**Your objective**
Identify every line in the records below that contains the word "screenshot", and copy each of those lines.

**Source material**
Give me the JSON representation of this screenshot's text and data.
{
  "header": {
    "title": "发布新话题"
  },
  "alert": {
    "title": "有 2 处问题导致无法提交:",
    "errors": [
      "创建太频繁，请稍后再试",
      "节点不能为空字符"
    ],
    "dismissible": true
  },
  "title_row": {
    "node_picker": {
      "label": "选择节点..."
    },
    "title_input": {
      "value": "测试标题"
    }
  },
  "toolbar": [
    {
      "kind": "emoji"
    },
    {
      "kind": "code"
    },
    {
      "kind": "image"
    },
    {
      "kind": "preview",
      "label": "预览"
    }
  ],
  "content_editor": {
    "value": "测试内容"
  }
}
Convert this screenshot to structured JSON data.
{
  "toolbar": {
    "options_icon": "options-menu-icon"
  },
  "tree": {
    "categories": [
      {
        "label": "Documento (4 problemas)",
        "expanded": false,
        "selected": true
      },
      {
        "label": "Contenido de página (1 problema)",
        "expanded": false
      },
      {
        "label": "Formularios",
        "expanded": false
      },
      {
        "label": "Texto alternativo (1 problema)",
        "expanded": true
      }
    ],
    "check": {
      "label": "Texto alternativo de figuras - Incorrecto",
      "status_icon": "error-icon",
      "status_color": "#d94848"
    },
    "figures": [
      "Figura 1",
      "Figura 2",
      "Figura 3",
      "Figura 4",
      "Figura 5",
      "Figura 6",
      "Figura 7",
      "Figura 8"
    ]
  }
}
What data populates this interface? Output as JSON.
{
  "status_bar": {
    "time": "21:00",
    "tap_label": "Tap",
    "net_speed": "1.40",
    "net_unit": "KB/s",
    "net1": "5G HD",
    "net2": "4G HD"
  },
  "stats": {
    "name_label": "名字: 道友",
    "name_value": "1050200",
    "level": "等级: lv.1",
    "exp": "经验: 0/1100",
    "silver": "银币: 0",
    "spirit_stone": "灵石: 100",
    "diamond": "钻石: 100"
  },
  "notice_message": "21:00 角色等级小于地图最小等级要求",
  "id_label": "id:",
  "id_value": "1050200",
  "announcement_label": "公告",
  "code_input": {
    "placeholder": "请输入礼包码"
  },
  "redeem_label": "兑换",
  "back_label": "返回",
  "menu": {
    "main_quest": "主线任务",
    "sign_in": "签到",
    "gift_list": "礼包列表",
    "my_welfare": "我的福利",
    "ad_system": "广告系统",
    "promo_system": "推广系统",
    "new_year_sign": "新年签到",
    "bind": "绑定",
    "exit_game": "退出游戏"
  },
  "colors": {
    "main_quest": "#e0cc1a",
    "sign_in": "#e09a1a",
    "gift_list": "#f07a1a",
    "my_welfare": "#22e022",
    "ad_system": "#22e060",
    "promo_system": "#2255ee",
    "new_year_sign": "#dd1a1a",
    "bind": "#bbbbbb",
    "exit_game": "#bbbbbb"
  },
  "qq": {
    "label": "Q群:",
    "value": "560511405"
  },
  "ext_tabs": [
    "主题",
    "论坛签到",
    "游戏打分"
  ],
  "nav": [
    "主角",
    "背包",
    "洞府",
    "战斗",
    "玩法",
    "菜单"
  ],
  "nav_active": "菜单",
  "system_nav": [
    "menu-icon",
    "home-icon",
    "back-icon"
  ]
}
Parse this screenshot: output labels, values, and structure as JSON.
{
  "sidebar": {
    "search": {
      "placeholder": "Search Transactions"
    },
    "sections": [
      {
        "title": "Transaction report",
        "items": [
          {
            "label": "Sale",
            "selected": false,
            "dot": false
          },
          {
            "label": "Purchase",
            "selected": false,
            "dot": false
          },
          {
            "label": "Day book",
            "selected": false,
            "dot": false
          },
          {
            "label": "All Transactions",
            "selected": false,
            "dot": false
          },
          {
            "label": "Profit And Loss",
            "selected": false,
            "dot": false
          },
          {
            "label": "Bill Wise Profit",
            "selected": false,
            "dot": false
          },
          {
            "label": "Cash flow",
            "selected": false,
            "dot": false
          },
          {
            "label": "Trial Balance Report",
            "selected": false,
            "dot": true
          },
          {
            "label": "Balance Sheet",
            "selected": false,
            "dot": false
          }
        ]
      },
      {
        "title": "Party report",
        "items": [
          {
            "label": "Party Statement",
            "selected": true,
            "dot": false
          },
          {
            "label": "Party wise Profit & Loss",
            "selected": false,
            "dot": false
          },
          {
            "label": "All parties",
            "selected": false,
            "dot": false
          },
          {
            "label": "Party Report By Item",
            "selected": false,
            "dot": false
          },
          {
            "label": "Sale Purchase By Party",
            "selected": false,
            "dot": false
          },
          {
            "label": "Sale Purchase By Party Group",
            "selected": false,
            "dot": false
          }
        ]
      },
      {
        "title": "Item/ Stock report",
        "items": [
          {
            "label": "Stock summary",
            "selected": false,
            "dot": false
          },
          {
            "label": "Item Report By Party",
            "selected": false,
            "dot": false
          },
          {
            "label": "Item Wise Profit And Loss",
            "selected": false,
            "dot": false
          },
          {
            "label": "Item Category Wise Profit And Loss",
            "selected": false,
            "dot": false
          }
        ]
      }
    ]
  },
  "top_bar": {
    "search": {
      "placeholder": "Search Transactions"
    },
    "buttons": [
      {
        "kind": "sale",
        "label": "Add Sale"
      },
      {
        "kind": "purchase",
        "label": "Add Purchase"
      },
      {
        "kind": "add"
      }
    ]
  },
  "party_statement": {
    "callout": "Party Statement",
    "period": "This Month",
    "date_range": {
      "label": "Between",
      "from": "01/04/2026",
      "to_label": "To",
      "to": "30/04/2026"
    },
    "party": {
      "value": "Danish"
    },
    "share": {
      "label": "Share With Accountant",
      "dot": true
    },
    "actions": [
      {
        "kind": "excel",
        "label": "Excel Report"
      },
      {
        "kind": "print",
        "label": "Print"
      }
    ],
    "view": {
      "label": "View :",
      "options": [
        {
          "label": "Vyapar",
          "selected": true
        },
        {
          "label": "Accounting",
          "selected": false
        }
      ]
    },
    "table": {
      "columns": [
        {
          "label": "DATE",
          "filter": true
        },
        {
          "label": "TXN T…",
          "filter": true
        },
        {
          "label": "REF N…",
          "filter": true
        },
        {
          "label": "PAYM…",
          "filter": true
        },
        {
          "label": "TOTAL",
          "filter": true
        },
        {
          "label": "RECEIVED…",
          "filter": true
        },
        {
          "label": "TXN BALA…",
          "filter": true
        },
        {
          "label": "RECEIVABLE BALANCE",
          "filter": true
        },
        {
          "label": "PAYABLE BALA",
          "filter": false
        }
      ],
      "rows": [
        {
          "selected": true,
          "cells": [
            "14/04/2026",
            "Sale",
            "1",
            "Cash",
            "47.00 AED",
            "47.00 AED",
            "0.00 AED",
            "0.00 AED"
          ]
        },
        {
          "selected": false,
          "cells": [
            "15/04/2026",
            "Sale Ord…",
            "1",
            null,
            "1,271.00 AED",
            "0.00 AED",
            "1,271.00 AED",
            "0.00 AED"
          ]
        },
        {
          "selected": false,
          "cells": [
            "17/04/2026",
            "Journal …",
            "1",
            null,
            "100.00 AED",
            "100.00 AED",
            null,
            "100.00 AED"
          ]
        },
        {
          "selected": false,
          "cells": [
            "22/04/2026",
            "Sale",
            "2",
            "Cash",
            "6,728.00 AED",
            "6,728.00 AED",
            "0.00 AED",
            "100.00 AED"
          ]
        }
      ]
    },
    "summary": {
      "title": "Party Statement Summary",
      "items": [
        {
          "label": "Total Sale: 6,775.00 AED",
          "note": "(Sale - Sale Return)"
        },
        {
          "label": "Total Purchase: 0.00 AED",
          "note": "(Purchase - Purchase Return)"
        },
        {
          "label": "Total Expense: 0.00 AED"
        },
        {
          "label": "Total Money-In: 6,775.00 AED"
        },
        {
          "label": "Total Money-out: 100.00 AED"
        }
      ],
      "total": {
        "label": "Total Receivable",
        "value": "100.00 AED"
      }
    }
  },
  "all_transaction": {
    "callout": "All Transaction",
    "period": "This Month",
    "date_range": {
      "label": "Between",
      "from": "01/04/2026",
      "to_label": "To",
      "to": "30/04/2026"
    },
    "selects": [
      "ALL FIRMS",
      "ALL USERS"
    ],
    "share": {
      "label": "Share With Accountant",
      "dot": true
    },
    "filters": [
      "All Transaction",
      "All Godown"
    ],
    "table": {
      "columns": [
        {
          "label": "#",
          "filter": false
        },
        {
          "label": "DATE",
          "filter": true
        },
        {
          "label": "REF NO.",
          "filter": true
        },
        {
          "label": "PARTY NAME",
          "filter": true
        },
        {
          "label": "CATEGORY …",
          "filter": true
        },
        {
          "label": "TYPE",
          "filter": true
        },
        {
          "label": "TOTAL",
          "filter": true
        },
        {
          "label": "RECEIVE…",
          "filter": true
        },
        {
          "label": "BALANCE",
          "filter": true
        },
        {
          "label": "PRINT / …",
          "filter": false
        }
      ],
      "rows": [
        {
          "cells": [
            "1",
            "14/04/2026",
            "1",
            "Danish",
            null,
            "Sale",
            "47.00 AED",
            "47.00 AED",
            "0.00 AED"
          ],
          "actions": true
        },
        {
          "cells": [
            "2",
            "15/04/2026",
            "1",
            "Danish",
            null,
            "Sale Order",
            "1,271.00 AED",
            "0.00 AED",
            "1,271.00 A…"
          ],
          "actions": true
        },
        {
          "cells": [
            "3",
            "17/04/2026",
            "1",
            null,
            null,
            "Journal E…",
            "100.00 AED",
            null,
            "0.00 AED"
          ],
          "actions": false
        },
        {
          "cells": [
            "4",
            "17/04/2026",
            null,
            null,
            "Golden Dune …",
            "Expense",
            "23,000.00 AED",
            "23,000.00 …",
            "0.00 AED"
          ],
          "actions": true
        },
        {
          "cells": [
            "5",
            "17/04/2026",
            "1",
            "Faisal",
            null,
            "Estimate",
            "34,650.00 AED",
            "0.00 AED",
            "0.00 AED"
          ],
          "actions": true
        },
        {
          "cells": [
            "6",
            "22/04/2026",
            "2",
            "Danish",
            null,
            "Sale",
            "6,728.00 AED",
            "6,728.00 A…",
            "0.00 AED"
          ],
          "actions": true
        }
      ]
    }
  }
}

**Answer for the task**
Give me the JSON representation of this screenshot's text and data.
Convert this screenshot to structured JSON data.
Parse this screenshot: output labels, values, and structure as JSON.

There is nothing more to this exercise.